And so that thread of connection has formed. Really really big between them and that oyster. Then they go back day after day and they learn much more about that oyster, that it’s this kind of oyster and it lives in this kind of habitat. And this is its impact on the ecosystem. That’s positive. This is its impact that’s negative. Then they go home and a few months later they bring their family back to harvest this oyster and it actually becomes part of their, by the end of this process in two years, they have this huge thick fibre optic 4G rope of connection between them and this oyster, them and oyster. And that is a two-way energy system where they’re feeding the oyster and the oyster is feeding them energetically.

So if you were to have an aerial view of any indigenous people living in tune with the planet in an intact culture who are having to by necessity, participate in nature and gatherthe Willow for their baskets and gather bird’s eggs and, you know, whatever fish the rivers.

But how the Sam Bushman describe it is they will have a huge thread of connection between them. And every single plant and every single bird and every single insect and track that they can identify and all the stars and the sun and the wind and the moon, and a hundred generations going back behind them, that would be an aerial view. So if you could have that aerial view of that child or adult as they’re growing, you know, by the time they’re an adult, they just have this huge thread of connection with everything around.

I think we need to inform ourselves. I think knowledge is a lot, knowledge and awareness and connection. This is the old ways approach to it. But once you become a participant of nature, then I think your ropes are connection to it. Change and it impacts you more.

So to give you an example, there is this proliferation of Pacific oysters. I was on a sandbar yesterday. I go there every year to harvest some Pacific oysters a couple of days a year. And I’ve watched the Pacific oysters on that sandbar in the middle of the dark that’s exposed just at a spring, low tide. I wonder how many people know that, like how many people even know that they’re oysters they’re covered in mud?

Is anyone aware of them? So who’s going to kind of protect that. Who’s gonna know about it. David Attenberg talks about we only wanna protect what we love and, we only love what we’re in relationship to or what we understand. So I think it’s about really informing ourselves and understanding, you know, the natural world better, and that can take so many different forms.

So I think it’s really important to not let cynicism get in the way of hope and not to get too downbeat about it. There’s so many things we can do and to enjoy the process and to find good people and to enjoy the process and to find good people to find our particular, I think to take up the mantle of the human is a keystone species and can be a good influence on the world,

To really accept that as your role and that’s hard when you look at what we’ve done to the planet. And I think when you really accept and take up that mantle, you then have to find what is your individual part of that jigsaw of the great turning. And if you don’t know, then take that question to the land, just go out on the land for a few days, take it to the land.

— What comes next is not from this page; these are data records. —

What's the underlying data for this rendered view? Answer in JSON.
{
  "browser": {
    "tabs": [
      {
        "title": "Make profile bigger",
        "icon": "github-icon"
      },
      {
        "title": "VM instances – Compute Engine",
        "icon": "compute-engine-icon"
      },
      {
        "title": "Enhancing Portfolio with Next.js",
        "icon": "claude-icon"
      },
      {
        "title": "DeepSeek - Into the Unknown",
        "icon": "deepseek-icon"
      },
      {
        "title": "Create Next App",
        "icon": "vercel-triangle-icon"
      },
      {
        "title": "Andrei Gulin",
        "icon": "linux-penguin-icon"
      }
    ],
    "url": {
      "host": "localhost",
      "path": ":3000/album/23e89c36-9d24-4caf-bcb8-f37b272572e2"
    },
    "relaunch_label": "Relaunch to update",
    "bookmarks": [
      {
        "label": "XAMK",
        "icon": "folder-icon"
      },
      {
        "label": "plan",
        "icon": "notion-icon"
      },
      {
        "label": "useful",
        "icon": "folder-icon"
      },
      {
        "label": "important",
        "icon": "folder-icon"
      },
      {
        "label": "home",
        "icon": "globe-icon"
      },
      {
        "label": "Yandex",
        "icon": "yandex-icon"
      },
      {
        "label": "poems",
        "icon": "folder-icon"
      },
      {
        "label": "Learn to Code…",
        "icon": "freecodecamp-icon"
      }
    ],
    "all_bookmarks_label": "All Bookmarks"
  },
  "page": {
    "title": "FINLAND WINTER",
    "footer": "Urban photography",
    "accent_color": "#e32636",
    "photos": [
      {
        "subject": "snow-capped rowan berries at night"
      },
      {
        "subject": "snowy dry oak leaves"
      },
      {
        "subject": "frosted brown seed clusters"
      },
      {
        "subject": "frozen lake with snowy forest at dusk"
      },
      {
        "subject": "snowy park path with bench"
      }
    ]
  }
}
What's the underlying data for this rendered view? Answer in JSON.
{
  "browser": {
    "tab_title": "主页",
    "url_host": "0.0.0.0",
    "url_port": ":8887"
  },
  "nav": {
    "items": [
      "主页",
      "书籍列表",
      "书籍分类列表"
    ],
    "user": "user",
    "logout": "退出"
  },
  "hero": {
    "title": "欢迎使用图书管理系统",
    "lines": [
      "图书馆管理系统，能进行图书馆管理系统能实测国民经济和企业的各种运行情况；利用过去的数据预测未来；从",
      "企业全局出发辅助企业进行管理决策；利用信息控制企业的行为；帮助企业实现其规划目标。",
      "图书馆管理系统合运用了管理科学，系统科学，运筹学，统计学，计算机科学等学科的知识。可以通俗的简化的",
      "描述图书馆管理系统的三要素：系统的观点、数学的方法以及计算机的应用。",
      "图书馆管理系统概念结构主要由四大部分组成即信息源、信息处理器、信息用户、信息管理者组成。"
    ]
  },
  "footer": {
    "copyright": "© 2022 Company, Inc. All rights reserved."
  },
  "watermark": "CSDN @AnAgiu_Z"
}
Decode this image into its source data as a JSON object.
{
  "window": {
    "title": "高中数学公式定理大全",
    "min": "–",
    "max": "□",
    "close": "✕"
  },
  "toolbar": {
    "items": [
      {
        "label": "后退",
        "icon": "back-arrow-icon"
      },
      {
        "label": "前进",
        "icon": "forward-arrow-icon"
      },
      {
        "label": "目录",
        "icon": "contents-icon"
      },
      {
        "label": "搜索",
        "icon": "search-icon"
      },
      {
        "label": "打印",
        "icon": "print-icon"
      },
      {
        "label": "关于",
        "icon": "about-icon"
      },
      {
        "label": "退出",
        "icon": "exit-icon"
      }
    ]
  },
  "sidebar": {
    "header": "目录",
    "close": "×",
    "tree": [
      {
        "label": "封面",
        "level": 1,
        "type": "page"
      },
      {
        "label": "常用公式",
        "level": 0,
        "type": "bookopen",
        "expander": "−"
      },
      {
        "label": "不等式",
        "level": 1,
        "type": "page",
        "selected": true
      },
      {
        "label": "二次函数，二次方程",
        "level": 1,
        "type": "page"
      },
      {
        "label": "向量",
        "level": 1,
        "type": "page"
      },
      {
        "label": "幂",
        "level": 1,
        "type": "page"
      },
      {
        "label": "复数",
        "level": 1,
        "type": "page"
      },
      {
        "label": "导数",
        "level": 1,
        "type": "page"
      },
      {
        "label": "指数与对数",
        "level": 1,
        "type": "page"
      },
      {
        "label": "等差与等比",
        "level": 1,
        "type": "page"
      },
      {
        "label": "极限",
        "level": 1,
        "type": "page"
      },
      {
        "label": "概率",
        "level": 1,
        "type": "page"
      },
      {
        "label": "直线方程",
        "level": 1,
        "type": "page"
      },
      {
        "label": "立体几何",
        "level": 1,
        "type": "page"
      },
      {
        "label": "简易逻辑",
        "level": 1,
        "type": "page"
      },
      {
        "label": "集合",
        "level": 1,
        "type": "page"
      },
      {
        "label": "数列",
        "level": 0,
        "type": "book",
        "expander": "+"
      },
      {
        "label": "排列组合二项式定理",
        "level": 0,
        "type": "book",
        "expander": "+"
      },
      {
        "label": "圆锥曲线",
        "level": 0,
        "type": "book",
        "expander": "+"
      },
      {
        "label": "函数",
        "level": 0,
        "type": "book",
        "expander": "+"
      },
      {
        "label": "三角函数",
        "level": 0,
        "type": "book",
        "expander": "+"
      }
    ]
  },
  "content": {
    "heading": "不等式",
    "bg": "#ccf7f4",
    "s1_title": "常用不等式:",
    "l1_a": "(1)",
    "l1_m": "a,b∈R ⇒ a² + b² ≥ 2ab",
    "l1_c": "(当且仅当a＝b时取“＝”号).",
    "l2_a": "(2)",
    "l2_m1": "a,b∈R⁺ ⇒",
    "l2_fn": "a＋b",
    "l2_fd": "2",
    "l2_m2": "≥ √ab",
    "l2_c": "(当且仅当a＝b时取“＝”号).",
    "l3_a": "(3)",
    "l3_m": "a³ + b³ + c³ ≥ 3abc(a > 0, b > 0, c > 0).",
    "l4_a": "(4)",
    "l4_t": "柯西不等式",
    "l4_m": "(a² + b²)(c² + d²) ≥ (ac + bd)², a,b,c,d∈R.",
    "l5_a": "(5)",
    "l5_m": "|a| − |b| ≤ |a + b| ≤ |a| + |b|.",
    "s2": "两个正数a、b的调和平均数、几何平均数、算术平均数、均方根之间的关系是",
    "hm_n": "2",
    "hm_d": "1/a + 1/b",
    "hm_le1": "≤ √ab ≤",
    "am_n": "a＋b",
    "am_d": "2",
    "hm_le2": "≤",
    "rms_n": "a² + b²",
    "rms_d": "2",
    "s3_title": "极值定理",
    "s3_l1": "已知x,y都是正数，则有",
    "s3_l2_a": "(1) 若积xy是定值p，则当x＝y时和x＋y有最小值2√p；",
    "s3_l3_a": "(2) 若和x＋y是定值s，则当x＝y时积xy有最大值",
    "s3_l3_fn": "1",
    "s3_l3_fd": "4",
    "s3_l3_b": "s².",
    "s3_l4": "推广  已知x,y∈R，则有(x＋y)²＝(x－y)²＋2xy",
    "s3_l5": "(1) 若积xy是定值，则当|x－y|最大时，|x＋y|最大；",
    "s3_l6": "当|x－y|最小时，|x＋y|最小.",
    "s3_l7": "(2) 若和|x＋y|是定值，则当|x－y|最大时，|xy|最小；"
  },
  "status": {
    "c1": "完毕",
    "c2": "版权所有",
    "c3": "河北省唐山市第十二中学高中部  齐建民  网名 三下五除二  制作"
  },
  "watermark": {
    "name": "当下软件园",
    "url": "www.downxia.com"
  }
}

And when you come back, you know, don’t come back until you find out what your gift is and then just like bloody do it.